June 29: Dominican Republic vs. Thailand, 5:30 p.m.
Pool F: Hong Kong, Hong Kong Coliseum
June 27: Italy vs. Japan, 5 p.m.
June 27: China vs. Cuba, 8 p.m.
June 28: Cuba vs. Italy, 1:15 p.m.
June 28: China vs. Japan, 3:45 p.m.
June 29: Japan vs. Cuba, 1:15 p.m.
June 29: China vs. Italy, 3:45 p.m.
Pool G: Bangkok, Thailand, Huamark Stadium
July 4: Thailand vs. Kazakhstan, 2 p.m.
July 4: Cuba vs. Germany, 5 p.m.
July 5: Germany vs. Thailand, 2 p.m.
July 5: Kazakhstan vs. Cuba, 5 p.m.
July 6: Thailand vs. Cuba, 2 p.m.
July 6: Germany vs. Kazakhstan, 5 p.m.
Pool H: Taipei, Chinese Taipei, Hsinchuang Gym
July 4: USA vs. Poland, 3 p.m.
July 4: Italy vs. Turkey, 6:20 p.m.
July 5: USA vs. Turkey, 3 p.m.
July 5: Italy vs. Poland, 5 p.m.
July 6: Poland vs. Turkey, 3 p.m.
July 6: Italy vs. USA, 5 p.m.
Pool I: Macau, Macau Forum
July 4: Brazil vs. Dominican Republic, 6 p.m.
July 4: China vs. Japan, 9 p.m.
July 5: Brazil vs. Japan, 2 p.m.
July 5: China vs. Dominican Republic, 5 p.m.
July 6: Dominican Republic vs. Japan, 1 p.m.
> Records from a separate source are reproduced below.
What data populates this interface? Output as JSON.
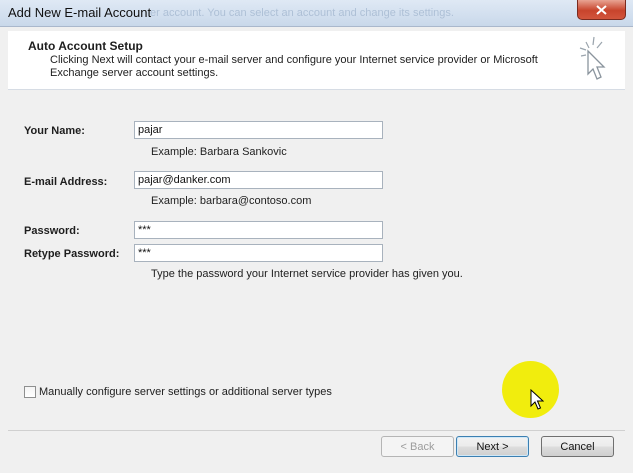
{
  "window": {
    "title": "Add New E-mail Account",
    "background_text": "er account. You can select an account and change its settings."
  },
  "header": {
    "title": "Auto Account Setup",
    "description": "Clicking Next will contact your e-mail server and configure your Internet service provider or Microsoft Exchange server account settings."
  },
  "form": {
    "name_label": "Your Name:",
    "name_value": "pajar",
    "name_example": "Example: Barbara Sankovic",
    "email_label": "E-mail Address:",
    "email_value": "pajar@danker.com",
    "email_example": "Example: barbara@contoso.com",
    "password_label": "Password:",
    "password_value": "***",
    "retype_label": "Retype Password:",
    "retype_value": "***",
    "password_hint": "Type the password your Internet service provider has given you."
  },
  "manual_config": {
    "label": "Manually configure server settings or additional server types",
    "checked": false
  },
  "buttons": {
    "back": "< Back",
    "next": "Next >",
    "cancel": "Cancel"
  },
  "colors": {
    "close_button": "#c8442c",
    "cursor_highlight": "#f0ec00"
  }
}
July 6: China vs. Brazil, 4 p.m.
Final Round: Yokohama, Japan